* [Information provided]:
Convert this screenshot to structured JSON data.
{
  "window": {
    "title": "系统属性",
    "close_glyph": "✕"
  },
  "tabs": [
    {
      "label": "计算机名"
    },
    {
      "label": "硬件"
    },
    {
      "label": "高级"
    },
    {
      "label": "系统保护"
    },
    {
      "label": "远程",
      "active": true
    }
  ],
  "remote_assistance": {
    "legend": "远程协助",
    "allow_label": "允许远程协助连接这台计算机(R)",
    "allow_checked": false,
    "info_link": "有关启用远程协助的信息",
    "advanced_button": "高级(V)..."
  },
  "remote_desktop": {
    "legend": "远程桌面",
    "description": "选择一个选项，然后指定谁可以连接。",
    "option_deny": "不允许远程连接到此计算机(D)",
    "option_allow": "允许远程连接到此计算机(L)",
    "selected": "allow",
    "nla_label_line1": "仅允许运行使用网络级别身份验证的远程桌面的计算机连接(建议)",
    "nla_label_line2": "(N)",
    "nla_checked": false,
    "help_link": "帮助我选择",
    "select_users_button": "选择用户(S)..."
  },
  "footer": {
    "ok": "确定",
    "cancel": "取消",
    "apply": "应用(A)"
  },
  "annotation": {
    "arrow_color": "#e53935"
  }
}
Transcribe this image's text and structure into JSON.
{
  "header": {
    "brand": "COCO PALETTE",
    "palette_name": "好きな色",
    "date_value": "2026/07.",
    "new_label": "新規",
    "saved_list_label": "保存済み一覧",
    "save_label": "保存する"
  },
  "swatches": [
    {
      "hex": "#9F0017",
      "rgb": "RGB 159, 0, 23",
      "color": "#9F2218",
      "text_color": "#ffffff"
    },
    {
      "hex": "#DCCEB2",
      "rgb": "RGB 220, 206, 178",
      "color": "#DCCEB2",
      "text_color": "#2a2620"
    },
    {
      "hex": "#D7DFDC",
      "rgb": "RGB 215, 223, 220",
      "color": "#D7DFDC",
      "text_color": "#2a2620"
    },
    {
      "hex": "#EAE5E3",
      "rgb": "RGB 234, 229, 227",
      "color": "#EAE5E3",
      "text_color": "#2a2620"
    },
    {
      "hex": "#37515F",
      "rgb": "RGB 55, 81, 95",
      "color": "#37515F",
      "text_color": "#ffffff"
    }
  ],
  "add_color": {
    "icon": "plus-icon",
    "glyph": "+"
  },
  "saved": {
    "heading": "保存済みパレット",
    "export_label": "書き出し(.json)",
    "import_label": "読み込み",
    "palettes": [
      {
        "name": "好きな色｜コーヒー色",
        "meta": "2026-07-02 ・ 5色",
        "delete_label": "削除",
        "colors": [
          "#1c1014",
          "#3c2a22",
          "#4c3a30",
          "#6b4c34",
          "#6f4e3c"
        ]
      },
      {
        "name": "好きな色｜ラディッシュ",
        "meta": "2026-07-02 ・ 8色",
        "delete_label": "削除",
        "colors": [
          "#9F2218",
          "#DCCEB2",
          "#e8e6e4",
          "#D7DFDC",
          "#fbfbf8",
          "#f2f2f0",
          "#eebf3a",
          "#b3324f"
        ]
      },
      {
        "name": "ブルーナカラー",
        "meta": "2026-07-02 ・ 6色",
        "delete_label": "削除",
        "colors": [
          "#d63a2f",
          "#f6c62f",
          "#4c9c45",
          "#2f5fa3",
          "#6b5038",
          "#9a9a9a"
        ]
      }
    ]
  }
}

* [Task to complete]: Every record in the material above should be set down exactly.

* [Task solution]:
Convert this screenshot to structured JSON data.
{
  "window": {
    "title": "系统属性",
    "close_glyph": "✕"
  },
  "tabs": [
    {
      "label": "计算机名"
    },
    {
      "label": "硬件"
    },
    {
      "label": "高级"
    },
    {
      "label": "系统保护"
    },
    {
      "label": "远程",
      "active": true
    }
  ],
  "remote_assistance": {
    "legend": "远程协助",
    "allow_label": "允许远程协助连接这台计算机(R)",
    "allow_checked": false,
    "info_link": "有关启用远程协助的信息",
    "advanced_button": "高级(V)..."
  },
  "remote_desktop": {
    "legend": "远程桌面",
    "description": "选择一个选项，然后指定谁可以连接。",
    "option_deny": "不允许远程连接到此计算机(D)",
    "option_allow": "允许远程连接到此计算机(L)",
    "selected": "allow",
    "nla_label_line1": "仅允许运行使用网络级别身份验证的远程桌面的计算机连接(建议)",
    "nla_label_line2": "(N)",
    "nla_checked": false,
    "help_link": "帮助我选择",
    "select_users_button": "选择用户(S)..."
  },
  "footer": {
    "ok": "确定",
    "cancel": "取消",
    "apply": "应用(A)"
  },
  "annotation": {
    "arrow_color": "#e53935"
  }
}
Transcribe this image's text and structure into JSON.
{
  "header": {
    "brand": "COCO PALETTE",
    "palette_name": "好きな色",
    "date_value": "2026/07.",
    "new_label": "新規",
    "saved_list_label": "保存済み一覧",
    "save_label": "保存する"
  },
  "swatches": [
    {
      "hex": "#9F0017",
      "rgb": "RGB 159, 0, 23",
      "color": "#9F2218",
      "text_color": "#ffffff"
    },
    {
      "hex": "#DCCEB2",
      "rgb": "RGB 220, 206, 178",
      "color": "#DCCEB2",
      "text_color": "#2a2620"
    },
    {
      "hex": "#D7DFDC",
      "rgb": "RGB 215, 223, 220",
      "color": "#D7DFDC",
      "text_color": "#2a2620"
    },
    {
      "hex": "#EAE5E3",
      "rgb": "RGB 234, 229, 227",
      "color": "#EAE5E3",
      "text_color": "#2a2620"
    },
    {
      "hex": "#37515F",
      "rgb": "RGB 55, 81, 95",
      "color": "#37515F",
      "text_color": "#ffffff"
    }
  ],
  "add_color": {
    "icon": "plus-icon",
    "glyph": "+"
  },
  "saved": {
    "heading": "保存済みパレット",
    "export_label": "書き出し(.json)",
    "import_label": "読み込み",
    "palettes": [
      {
        "name": "好きな色｜コーヒー色",
        "meta": "2026-07-02 ・ 5色",
        "delete_label": "削除",
        "colors": [
          "#1c1014",
          "#3c2a22",
          "#4c3a30",
          "#6b4c34",
          "#6f4e3c"
        ]
      },
      {
        "name": "好きな色｜ラディッシュ",
        "meta": "2026-07-02 ・ 8色",
        "delete_label": "削除",
        "colors": [
          "#9F2218",
          "#DCCEB2",
          "#e8e6e4",
          "#D7DFDC",
          "#fbfbf8",
          "#f2f2f0",
          "#eebf3a",
          "#b3324f"
        ]
      },
      {
        "name": "ブルーナカラー",
        "meta": "2026-07-02 ・ 6色",
        "delete_label": "削除",
        "colors": [
          "#d63a2f",
          "#f6c62f",
          "#4c9c45",
          "#2f5fa3",
          "#6b5038",
          "#9a9a9a"
        ]
      }
    ]
  }
}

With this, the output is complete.